It’s crazy how much the COVID-19 pandemic has changed how we navigate public places. Whereas before I barely ever considered whether the people around me had an illness that I could contract, that is now my only thought when I’m in public. Being paranoid for long periods of time is so exhausting and probably mentally damaging. When I watch TV shows and movies, I get tense when characters are too close to each other, and I find myself momentarily wondering why they aren’t wearing masks before realizing that they live in a much healthier universe than I do. Even the people in my dreams wear masks and social distance. Is that just me?
Since it became clear around last summer that COVID-19 wasn’t going anywhere anytime soon, I began thinking about how I navigated public places prior to the pandemic. To put it lightly, I am thoroughly repulsed. Here’s 8 gross things people actually did before the pandemic that I will never think of in the same way again:
Most of us probably did not wash or sanitize our hands after everything we touched in public places. Door handles, restaurant tables, elevator buttons, cashiers’ hands if they gave us change—all touched daily by lots of people. The CDC recently confirmed that surface transmission of COVID-19 is highly unlikely, but it’s still other people’s germs that you’re probably spreading to your face and clothes.
We touched the same public transport poles and rails that hundreds, thousands, or even millions (in NYC subways) of people touch every day. Wack! Even after the pandemic ends, I might consider bringing gloves specifically for this reason.
We blew out candles on a cake and then served that saliva-covered cake to everybody. If there’s one thing I learned since 2020, it’s how many germs can be expelled from something as simple as talking. But blowing hard enough to extinguish a candle? Nope, nope, nope. Happy birthday, but I’ll buy a little cupcake just for myself, thank you.
People packed themselves into elevators—metal boxes barely the length and width of an adult—like sardines. I hate the one-household-per-elevator-at-a-time rule as much as the next person (we all got places to be!) but the alternative sounds like a nightmare.
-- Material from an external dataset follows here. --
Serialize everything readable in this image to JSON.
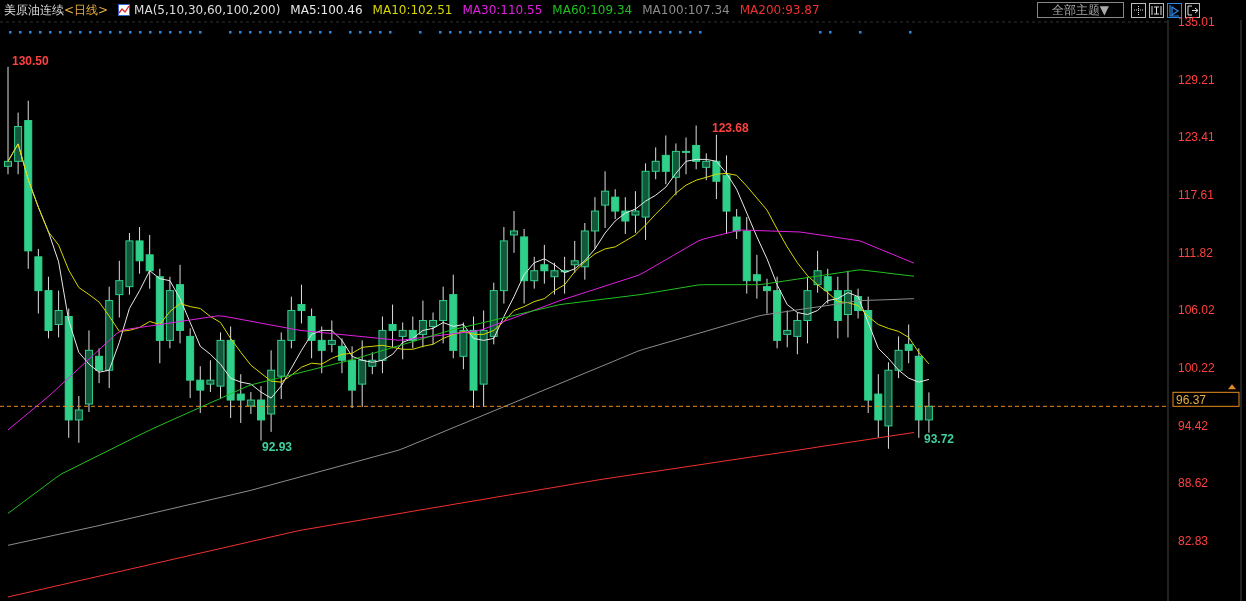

We stood within 6 feet of strangers in general. Why haven’t we always adopted a 6-feet-apart rule? It seems pretty reasonable. Personal space is totally necessary regardless of the potential for disease transmission.
We went to concert venues with thousands of people singing, sweating, and screaming all over each other. I used to absolutely love this vibe, but the experience will forever be marked for me as gross.
We (at least Americans) didn’t wear face masks during flu season, or even just when we had a cold. When I went to Japan a few years ago, I was surprised to see a good number of people wearing face masks in public. I thought they were so courteous to consider the health of others if they suspected they might be ill, but I also thought they were being overly cautious. Little did I know! I kind of want to adopt this practice post-pandemic, but I’m scared to get stared at...
People went to the grocery store, breathed all over the fresh produce on display, picked it up, and put it back with their bare hands. We’re supposed to wash fruits and veggies anyway, but that thought still freaks me out.
So basically, the pandemic made me a germaphobe. Or maybe just a people-phobe. I sincerely hope that we can all recover from this pandemic mentally as much as physically. We certainly took a lot for granted!